▶ **Task item**
The response should hold each line from the entries below where "Erase" is found.

▶ **Material supplied**
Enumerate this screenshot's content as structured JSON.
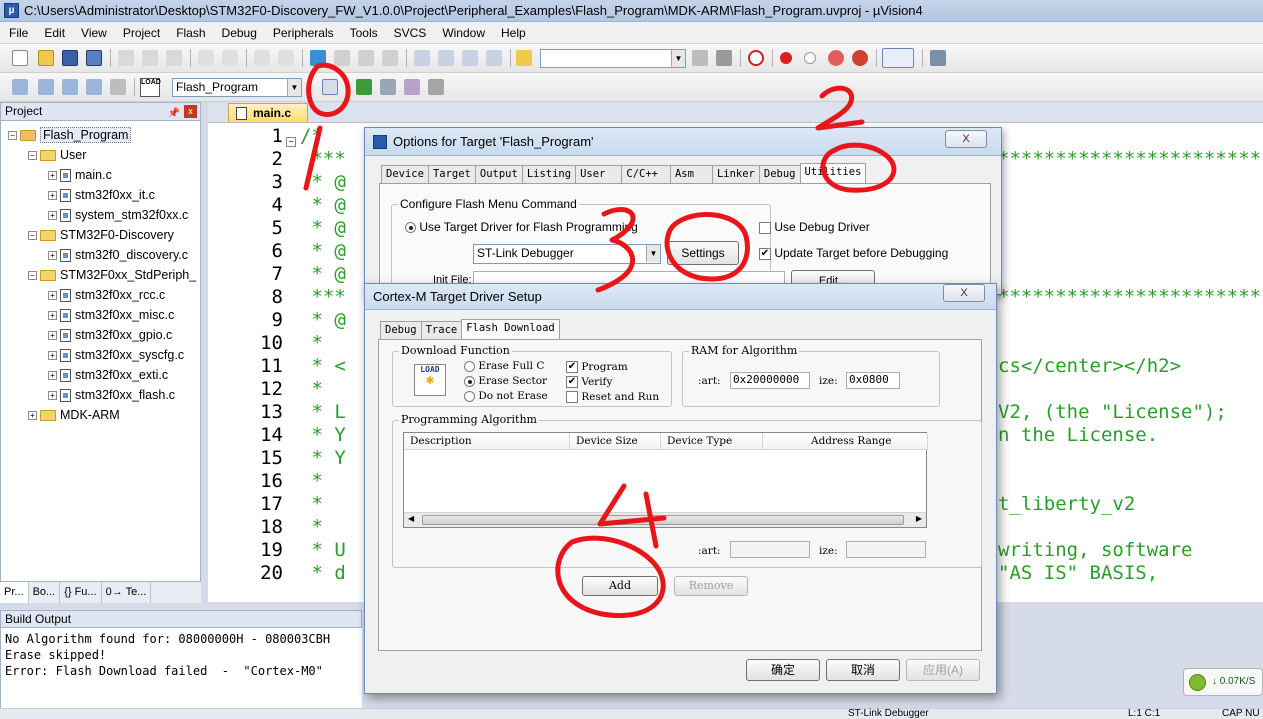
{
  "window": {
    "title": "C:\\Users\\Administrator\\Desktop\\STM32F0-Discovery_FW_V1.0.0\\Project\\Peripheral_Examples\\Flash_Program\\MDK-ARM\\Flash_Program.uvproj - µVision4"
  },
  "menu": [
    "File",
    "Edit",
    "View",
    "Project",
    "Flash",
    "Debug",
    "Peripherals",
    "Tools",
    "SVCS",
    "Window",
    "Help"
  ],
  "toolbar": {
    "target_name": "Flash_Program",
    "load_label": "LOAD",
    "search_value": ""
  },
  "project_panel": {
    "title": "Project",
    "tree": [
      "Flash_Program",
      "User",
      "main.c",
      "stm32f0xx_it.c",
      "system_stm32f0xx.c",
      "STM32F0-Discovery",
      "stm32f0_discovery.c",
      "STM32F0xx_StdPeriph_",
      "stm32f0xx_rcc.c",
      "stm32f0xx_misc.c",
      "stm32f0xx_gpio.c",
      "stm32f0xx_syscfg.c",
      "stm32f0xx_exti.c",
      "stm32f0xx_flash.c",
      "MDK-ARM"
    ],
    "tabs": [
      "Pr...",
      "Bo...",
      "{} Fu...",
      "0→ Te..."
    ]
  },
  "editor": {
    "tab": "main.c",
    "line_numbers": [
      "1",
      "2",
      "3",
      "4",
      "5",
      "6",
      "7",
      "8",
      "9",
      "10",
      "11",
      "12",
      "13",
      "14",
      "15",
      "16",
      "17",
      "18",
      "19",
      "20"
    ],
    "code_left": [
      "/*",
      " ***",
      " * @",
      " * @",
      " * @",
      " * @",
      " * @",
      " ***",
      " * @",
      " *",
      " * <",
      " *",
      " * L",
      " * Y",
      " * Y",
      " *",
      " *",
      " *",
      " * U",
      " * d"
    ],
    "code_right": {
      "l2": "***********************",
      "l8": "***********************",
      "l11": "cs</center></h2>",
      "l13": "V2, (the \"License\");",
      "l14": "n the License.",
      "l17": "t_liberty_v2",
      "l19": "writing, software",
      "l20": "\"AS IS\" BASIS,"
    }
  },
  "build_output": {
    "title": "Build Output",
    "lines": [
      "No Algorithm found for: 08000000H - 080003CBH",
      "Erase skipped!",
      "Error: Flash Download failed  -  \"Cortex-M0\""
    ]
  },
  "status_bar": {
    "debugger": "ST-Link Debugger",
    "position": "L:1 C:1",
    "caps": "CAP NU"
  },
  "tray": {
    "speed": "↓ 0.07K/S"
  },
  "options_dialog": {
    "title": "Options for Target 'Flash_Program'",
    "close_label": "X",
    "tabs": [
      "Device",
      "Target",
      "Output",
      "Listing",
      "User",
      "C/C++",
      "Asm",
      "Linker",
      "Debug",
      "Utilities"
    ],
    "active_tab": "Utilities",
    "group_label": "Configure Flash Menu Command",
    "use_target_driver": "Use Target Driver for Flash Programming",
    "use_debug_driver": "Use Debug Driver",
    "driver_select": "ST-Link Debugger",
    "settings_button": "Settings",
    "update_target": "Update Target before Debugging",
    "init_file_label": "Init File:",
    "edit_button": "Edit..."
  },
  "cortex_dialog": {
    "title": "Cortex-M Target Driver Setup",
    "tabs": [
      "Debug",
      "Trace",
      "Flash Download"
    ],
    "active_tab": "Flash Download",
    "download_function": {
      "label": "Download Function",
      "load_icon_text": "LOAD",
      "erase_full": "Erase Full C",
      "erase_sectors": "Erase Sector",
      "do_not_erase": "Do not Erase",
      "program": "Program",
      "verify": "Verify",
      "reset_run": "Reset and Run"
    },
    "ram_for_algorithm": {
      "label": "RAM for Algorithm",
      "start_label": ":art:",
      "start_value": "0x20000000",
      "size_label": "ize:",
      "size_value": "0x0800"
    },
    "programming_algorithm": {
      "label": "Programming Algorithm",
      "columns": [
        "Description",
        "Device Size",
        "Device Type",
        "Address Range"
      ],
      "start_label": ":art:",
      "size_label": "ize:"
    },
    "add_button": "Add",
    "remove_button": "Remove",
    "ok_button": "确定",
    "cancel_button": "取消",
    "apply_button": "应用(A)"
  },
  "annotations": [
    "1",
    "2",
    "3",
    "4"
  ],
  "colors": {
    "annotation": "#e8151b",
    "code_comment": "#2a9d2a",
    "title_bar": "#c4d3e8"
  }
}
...
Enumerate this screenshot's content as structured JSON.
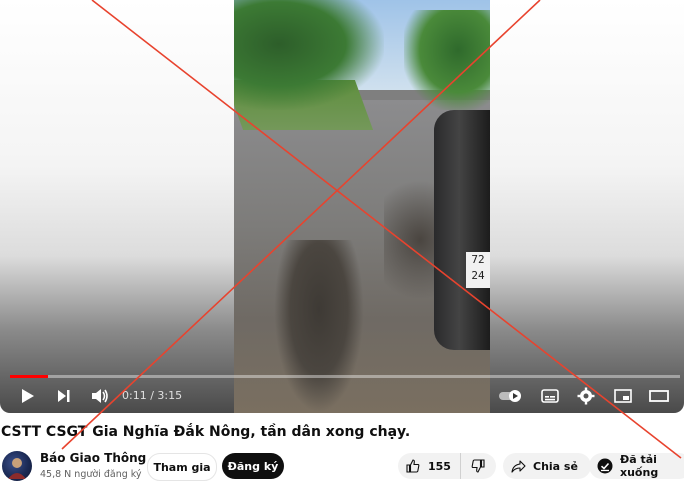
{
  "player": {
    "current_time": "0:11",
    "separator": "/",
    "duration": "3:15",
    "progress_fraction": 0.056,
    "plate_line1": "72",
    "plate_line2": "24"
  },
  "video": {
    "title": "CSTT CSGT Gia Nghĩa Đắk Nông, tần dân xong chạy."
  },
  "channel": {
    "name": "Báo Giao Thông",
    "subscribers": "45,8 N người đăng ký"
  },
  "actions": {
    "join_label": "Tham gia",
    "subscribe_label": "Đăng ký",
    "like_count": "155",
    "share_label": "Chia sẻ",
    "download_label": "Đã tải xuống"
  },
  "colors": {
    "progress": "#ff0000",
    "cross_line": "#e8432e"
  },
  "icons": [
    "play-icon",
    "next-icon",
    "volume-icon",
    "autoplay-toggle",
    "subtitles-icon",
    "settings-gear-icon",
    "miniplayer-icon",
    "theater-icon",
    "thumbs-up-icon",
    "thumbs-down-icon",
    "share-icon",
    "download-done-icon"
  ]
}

▶ **Solution to this problem**
      "Erase skipped!",
      "erase_full": "Erase Full C",
      "erase_sectors": "Erase Sector",
      "do_not_erase": "Do not Erase",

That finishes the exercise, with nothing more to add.